For these reasons, My Absolute Darling is safely classified as contemporary realism, with all the middlebrow moral respectability that implies. But if the novel’s up-to-date milieu and carefully individuated minor characters belong to the fiction of everyday life, we’re in the realm of the gothic each time we step inside Turtle’s home. The lyricism that elsewhere works to immerse the reader in the novel’s setting purples in its depictions of rape and incest, pushing the realism toward icky erotic horror. I expect I will not be the only reviewer to draw a comparison between My Absolute Darling and another recent novel to unrelentingly depict the torture and exploitation of a child, A Little Life, Hanya Yanagihara’s polarizing but generally celebrated depiction of childhood abuse and its destructive, unshakable aftermath. As in A Little Life, the physical violence in My Absolute Darling is gratuitous and elaborate. Yet Yanagihara’s novel juxtaposes the trials of protagonist Jude’s youth with a tragic though luxury-steeped adulthood, torquing the whole thing toward melodrama and complicating its scenes of abuse by showing their lingering psychic damage. In contrast, My Absolute Darling, linearly structured and confined roughly to the span of a year, provides no such softening context. This is part of its power: like any good horror novel, it uses its cramped framework to steadily build tension. Nowhere is this more true than in the many oppressive scenes set in Martin’s decaying farmhouse/Armageddon bunker, where portentous, heavily symbolic objects (knives, guns, an open field with a bunch of doors?) accessorize incest, torture, and masochism.
But perhaps the most important difference between A Little Life and My Absolute Darling is that while the former largely elides the worst of the childhood abuse, implying enough to coerce you into imagining the rest, Tallent’s novel makes you watch. There are reasons to hazard the detailed fictional representation of the rape of a 14-year-old girl by her father (note that this isn’t a spoiler; the first instance occurs before the end of chapter one). Depictions of the damage a human body can wreak on another can be smart and illuminating even when they make us want to turn away. Read generously, and in the context of the whole, this is, perhaps, true of those in My Absolute Darling. They do not shy away from the question of Turtle’s physical responses, or her genuine love for her father. They show us how Martin’s degrading psychological abuse of his daughter compels her to mistake her forced passivity for consent, and how Turtle comes to want even the most twisted kinds of affirmation.
And yet, much of this information is conveyed not by how Tallent renders the abuse, but by the subsequent passages of reflection. The language and settings of the scenes themselves are often highly aestheticized, emphasizing the external — place, action, appearance — over thought and feeling.
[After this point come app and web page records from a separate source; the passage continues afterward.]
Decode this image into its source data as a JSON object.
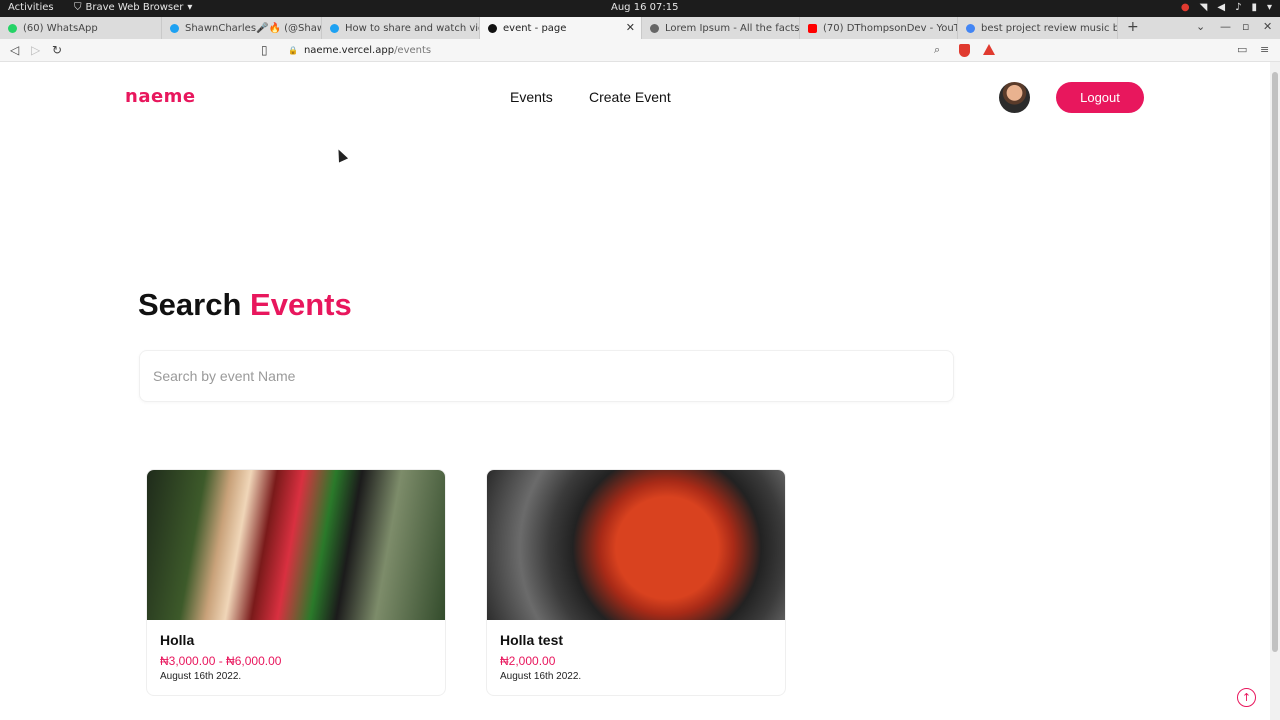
{
  "system": {
    "activities": "Activities",
    "app_name": "Brave Web Browser",
    "clock": "Aug 16  07:15"
  },
  "tabs": [
    {
      "label": "(60) WhatsApp",
      "color": "#25d366"
    },
    {
      "label": "ShawnCharles🎤🔥 (@Shaw",
      "color": "#1da1f2"
    },
    {
      "label": "How to share and watch vide",
      "color": "#1da1f2"
    },
    {
      "label": "event - page",
      "color": "#111111"
    },
    {
      "label": "Lorem Ipsum - All the facts - L",
      "color": "#666666"
    },
    {
      "label": "(70) DThompsonDev - YouTub",
      "color": "#ff0000"
    },
    {
      "label": "best project review music bac",
      "color": "#4285f4"
    }
  ],
  "address": {
    "host": "naeme.vercel.app",
    "path": "/events"
  },
  "site": {
    "logo": "naeme",
    "nav": {
      "events": "Events",
      "create_event": "Create Event"
    },
    "logout": "Logout",
    "accent": "#e8175d"
  },
  "search": {
    "heading_part1": "Search",
    "heading_part2": "Events",
    "placeholder": "Search by event Name",
    "value": ""
  },
  "events": [
    {
      "title": "Holla",
      "price": "₦3,000.00 - ₦6,000.00",
      "date": "August 16th 2022."
    },
    {
      "title": "Holla test",
      "price": "₦2,000.00",
      "date": "August 16th 2022."
    }
  ]
}
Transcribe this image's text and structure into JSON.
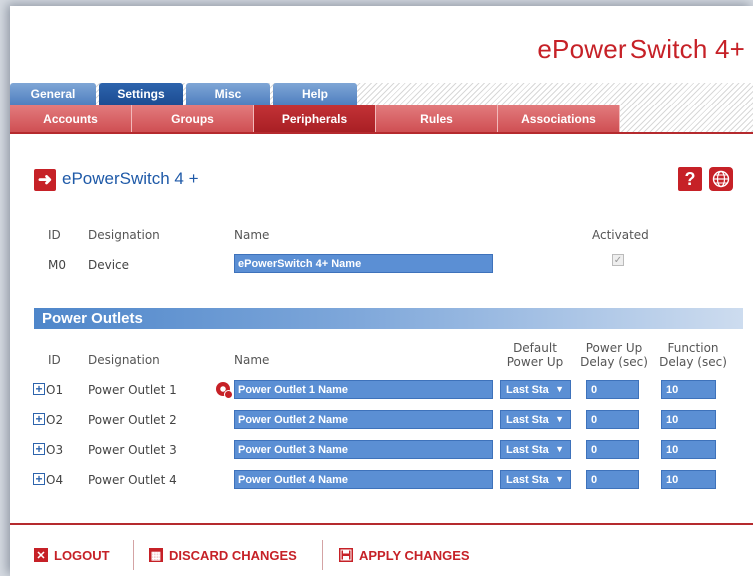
{
  "brand": {
    "part1": "ePower",
    "part2": "Switch 4+"
  },
  "tabs_top": [
    "General",
    "Settings",
    "Misc",
    "Help"
  ],
  "tabs_sub": [
    "Accounts",
    "Groups",
    "Peripherals",
    "Rules",
    "Associations"
  ],
  "page_title": "ePowerSwitch 4 +",
  "device": {
    "headers": {
      "id": "ID",
      "designation": "Designation",
      "name": "Name",
      "activated": "Activated"
    },
    "id": "M0",
    "designation": "Device",
    "name": "ePowerSwitch 4+ Name",
    "activated": true
  },
  "outlets": {
    "section_title": "Power Outlets",
    "headers": {
      "id": "ID",
      "designation": "Designation",
      "name": "Name",
      "default_power_up_1": "Default",
      "default_power_up_2": "Power Up",
      "power_up_delay_1": "Power Up",
      "power_up_delay_2": "Delay (sec)",
      "function_delay_1": "Function",
      "function_delay_2": "Delay (sec)"
    },
    "rows": [
      {
        "id": "O1",
        "designation": "Power Outlet 1",
        "name": "Power Outlet 1 Name",
        "default": "Last Sta",
        "delay": "0",
        "function": "10"
      },
      {
        "id": "O2",
        "designation": "Power Outlet 2",
        "name": "Power Outlet 2 Name",
        "default": "Last Sta",
        "delay": "0",
        "function": "10"
      },
      {
        "id": "O3",
        "designation": "Power Outlet 3",
        "name": "Power Outlet 3 Name",
        "default": "Last Sta",
        "delay": "0",
        "function": "10"
      },
      {
        "id": "O4",
        "designation": "Power Outlet 4",
        "name": "Power Outlet 4 Name",
        "default": "Last Sta",
        "delay": "0",
        "function": "10"
      }
    ]
  },
  "footer": {
    "logout": "LOGOUT",
    "discard": "DISCARD CHANGES",
    "apply": "APPLY CHANGES"
  },
  "colors": {
    "accent_red": "#c62127",
    "accent_blue": "#2d64ad",
    "field_blue": "#5b8fd4"
  }
}
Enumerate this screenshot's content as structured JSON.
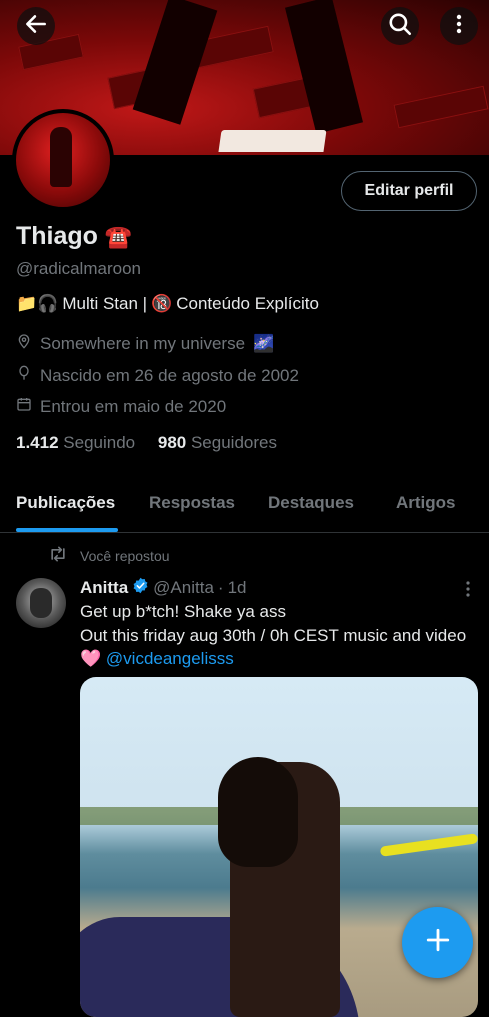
{
  "colors": {
    "accent": "#1d9bf0",
    "muted": "#71767b",
    "text": "#e7e9ea",
    "background": "#000000"
  },
  "header": {
    "back_icon": "arrow-left-icon",
    "search_icon": "search-icon",
    "more_icon": "more-vertical-icon"
  },
  "profile": {
    "edit_label": "Editar perfil",
    "name": "Thiago",
    "name_emoji": "☎️",
    "handle": "@radicalmaroon",
    "bio_emoji": "📁🎧",
    "bio_part1": "Multi Stan |",
    "bio_emoji2": "🔞",
    "bio_part2": "Conteúdo Explícito",
    "location": "Somewhere in my universe",
    "location_emoji": "🌌",
    "birthday": "Nascido em 26 de agosto de 2002",
    "joined": "Entrou em maio de 2020",
    "following_count": "1.412",
    "following_label": "Seguindo",
    "followers_count": "980",
    "followers_label": "Seguidores"
  },
  "tabs": [
    {
      "label": "Publicações",
      "active": true
    },
    {
      "label": "Respostas",
      "active": false
    },
    {
      "label": "Destaques",
      "active": false
    },
    {
      "label": "Artigos",
      "active": false
    }
  ],
  "tweet": {
    "repost_label": "Você repostou",
    "author": "Anitta",
    "verified_icon": "verified-badge-icon",
    "handle": "@Anitta",
    "separator": "·",
    "time": "1d",
    "line1": "Get up b*tch! Shake ya ass",
    "line2": "Out this friday aug 30th / 0h CEST music and video",
    "line3_emoji": "🩷",
    "line3_mention": "@vicdeangelisss"
  },
  "fab": {
    "icon": "plus-icon"
  }
}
To some extent this is a consequence of Tallent’s choice of narrative voice, a by turns poetic and literal third person closely though not perfectly aligned to Turtle’s viewpoint. Her thoughts are often narrated in a way that calls attention to the artifice of narrated thought: “She watches him and then she lays her head back down and she closes her eyes and she feels her soul to be a stalk of pig mint growing in the dark foundation, slithering toward a keyhole of light between the floorboards, greedy and sun-starved.” Even when we’re in Turtle’s head we’re always a step removed. While this distance nimbly conveys the tangle of Turtle’s inner life, it unmoors the extreme sexual violence from a specific perspective, inviting the possibility of voyeurism. The novel goes out of its way to tell us that its representation of Martin’s treatment of Turtle (and Turtle’s internalized self-image) is a representation of misogyny, even conjuring a good-hearted though somewhat superfluous middle school teacher to talk about it, after-school-special-style. But this exposition comes across as compensatory, anxious to frame the horrors in the proper moral light lest we suspect the novelist — or ourselves — of anything impure.
Adding to these mixed messages is the fact that the narrator never strays further from Turtle’s point of view than when describing her body to the reader, part of a larger tendency to romanticize the protagonist:
She is tall for fourteen, coltishly built, with long legs and arms, wide but slender hips and shoulders, her neck long and corded. Her eyes are her most striking feature, blue, almond-shaped in a face that is too lean, with wide, sharp cheekbones, and her crooked, toothy mouth — an ugly face, she knows, and an unusual one. Her hair is thick and blond, bleached in streaks by the sun. Her skin is constellated with copper-brown freckles. Her palms, the undersides of her forearms, the insides of her thighs, show tangles of blue veins.
When so much of My Absolute Darling strives for fresh, precise description, it is disheartening to find its hero introduced with clichés, even elegantly rendered ones. Surely the time has come to retire “coltish” physiques, “striking” eyes, and “crooked” mouths from fiction’s repertoire of pretty-but-not-too-pretty women’s traits. Ditto for teen girls who are textbook attractive yet think they’re hideous. Such laziness is suspect in any work that wants to be taken seriously. In a novel in which the autonomy of the protagonist’s body is crucially and explicitly at issue, it’s close to inexcusable. For all the attention paid to her conscious complexity, in the end, Turtle comes across less as a person than as an idealized amalgam of strong, sensitive teen girl traits, almost superhuman in her ability to endure (particularly in the novel’s operatic third act). In one scene early in the novel, Brett and Jacob introduce Turtle to Brett’s mother with an endless list of hyperbolic compliments — “We think she might be a ninja” — to which Brett’s mother deadpans: “Well, boys. That’s very evocative.” It’s a genuinely funny moment, in no small part because it flirts with self-satire.
In Smith’s foundational view of fellow feeling, the body is both a barrier and an entry point to interpersonal understanding. We don’t have that body, but we have a body. When we look at another in pain or in exultation that recognition of shared embodiment is what prompts us to imagine, albeit imperfectly, the things we can’t feel. Oddly, however, the body has often been absent from cultural conversations about empathy. Though we’ve been preoccupied with how to be more empathetic (typical answer: read more novels) and though there’s recently been some empathy pushback (Francesco Pacifico’s new novel Class diagnoses it as a suppression of class vice particularly appealing to contemporary American fiction writers) a single-minded focus on others’ consciousness, on inner life, has tended to obscure the body’s intractable role in our emotional and imaginative engagements. But even when empathy works as we want it to and we imagine our way in to another’s experience (something that happens, perhaps, exclusively in the realm of art) it doesn’t absolve or erase the things other bodies provoke in us. It doesn’t make our body into another’s. It’s appealing to imagine that we learn something about other people when we read scenes of graphic abuse, like those in My Absolute Darling. More often, though, we only confirm something about ourselves.
Anna E. Clark is an assistant professor of English at Iona College.